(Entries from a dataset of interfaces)
==*==
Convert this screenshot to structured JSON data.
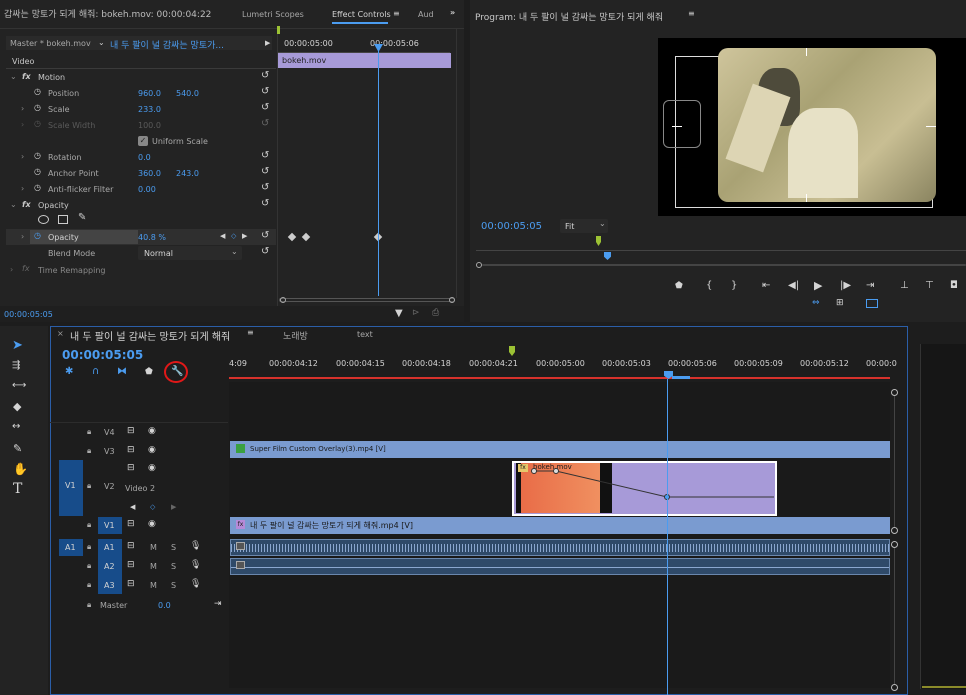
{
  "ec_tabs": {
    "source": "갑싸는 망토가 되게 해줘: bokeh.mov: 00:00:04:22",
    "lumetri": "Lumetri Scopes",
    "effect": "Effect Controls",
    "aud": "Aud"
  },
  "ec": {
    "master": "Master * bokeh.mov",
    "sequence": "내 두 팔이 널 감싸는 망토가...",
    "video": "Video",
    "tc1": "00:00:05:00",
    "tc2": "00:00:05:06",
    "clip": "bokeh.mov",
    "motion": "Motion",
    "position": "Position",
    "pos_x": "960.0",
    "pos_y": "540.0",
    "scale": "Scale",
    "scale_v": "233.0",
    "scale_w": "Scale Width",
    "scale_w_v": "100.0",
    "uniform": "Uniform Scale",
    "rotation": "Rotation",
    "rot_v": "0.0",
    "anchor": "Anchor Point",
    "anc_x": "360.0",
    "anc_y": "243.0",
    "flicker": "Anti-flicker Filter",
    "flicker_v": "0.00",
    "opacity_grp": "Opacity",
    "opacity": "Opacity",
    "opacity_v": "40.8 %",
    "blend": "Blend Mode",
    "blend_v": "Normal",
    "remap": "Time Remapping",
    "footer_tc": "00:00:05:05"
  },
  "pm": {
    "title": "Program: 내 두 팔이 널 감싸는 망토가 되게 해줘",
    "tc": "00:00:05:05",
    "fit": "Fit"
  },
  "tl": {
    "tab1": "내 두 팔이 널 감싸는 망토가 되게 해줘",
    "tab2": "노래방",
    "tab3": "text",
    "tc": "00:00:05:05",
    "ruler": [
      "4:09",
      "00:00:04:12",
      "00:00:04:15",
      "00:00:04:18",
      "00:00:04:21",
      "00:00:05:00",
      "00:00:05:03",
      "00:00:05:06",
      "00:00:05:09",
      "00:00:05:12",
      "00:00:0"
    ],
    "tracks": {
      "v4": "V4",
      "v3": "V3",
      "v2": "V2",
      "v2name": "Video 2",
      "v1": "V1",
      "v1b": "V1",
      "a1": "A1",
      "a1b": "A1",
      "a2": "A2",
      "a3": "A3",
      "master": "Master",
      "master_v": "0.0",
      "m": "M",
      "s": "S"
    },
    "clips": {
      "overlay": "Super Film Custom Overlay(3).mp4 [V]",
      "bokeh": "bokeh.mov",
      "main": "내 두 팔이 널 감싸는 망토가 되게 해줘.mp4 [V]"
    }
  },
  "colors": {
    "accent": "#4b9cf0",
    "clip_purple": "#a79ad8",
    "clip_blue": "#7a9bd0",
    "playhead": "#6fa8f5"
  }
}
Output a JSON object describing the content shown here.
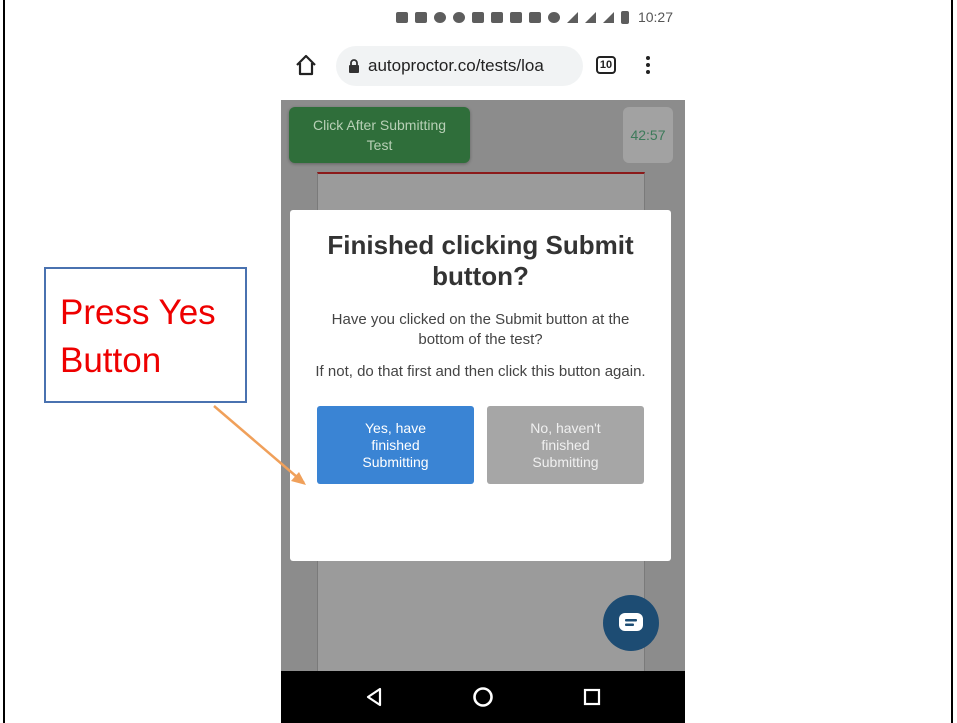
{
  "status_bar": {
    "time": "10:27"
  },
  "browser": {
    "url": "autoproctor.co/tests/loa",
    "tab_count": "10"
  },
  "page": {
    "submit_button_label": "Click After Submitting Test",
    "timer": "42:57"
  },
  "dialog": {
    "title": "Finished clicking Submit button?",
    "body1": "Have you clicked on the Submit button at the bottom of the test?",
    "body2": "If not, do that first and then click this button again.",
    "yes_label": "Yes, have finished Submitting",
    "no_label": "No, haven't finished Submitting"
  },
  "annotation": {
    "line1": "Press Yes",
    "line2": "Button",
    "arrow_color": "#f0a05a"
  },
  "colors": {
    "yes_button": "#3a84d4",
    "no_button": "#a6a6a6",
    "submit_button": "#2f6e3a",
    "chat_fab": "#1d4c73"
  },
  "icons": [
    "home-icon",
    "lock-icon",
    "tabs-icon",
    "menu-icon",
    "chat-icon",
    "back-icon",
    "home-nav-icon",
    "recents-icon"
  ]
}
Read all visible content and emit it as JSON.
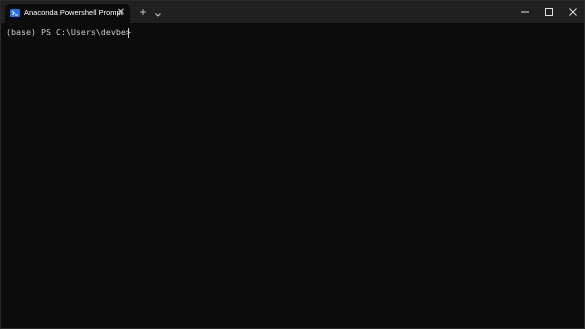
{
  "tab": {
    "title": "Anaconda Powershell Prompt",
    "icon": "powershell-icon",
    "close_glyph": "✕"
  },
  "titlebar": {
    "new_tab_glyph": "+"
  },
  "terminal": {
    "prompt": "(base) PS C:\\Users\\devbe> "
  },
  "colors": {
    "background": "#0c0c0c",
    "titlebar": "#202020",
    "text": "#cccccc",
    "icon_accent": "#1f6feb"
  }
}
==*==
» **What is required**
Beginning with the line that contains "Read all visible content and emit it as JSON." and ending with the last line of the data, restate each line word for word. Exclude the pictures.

» **Result of the task**
Read all visible content and emit it as JSON.
{
  "tab": {
    "title": "Anaconda Powershell Prompt",
    "icon": "powershell-icon",
    "close_glyph": "✕"
  },
  "titlebar": {
    "new_tab_glyph": "+"
  },
  "terminal": {
    "prompt": "(base) PS C:\\Users\\devbe> "
  },
  "colors": {
    "background": "#0c0c0c",
    "titlebar": "#202020",
    "text": "#cccccc",
    "icon_accent": "#1f6feb"
  }
}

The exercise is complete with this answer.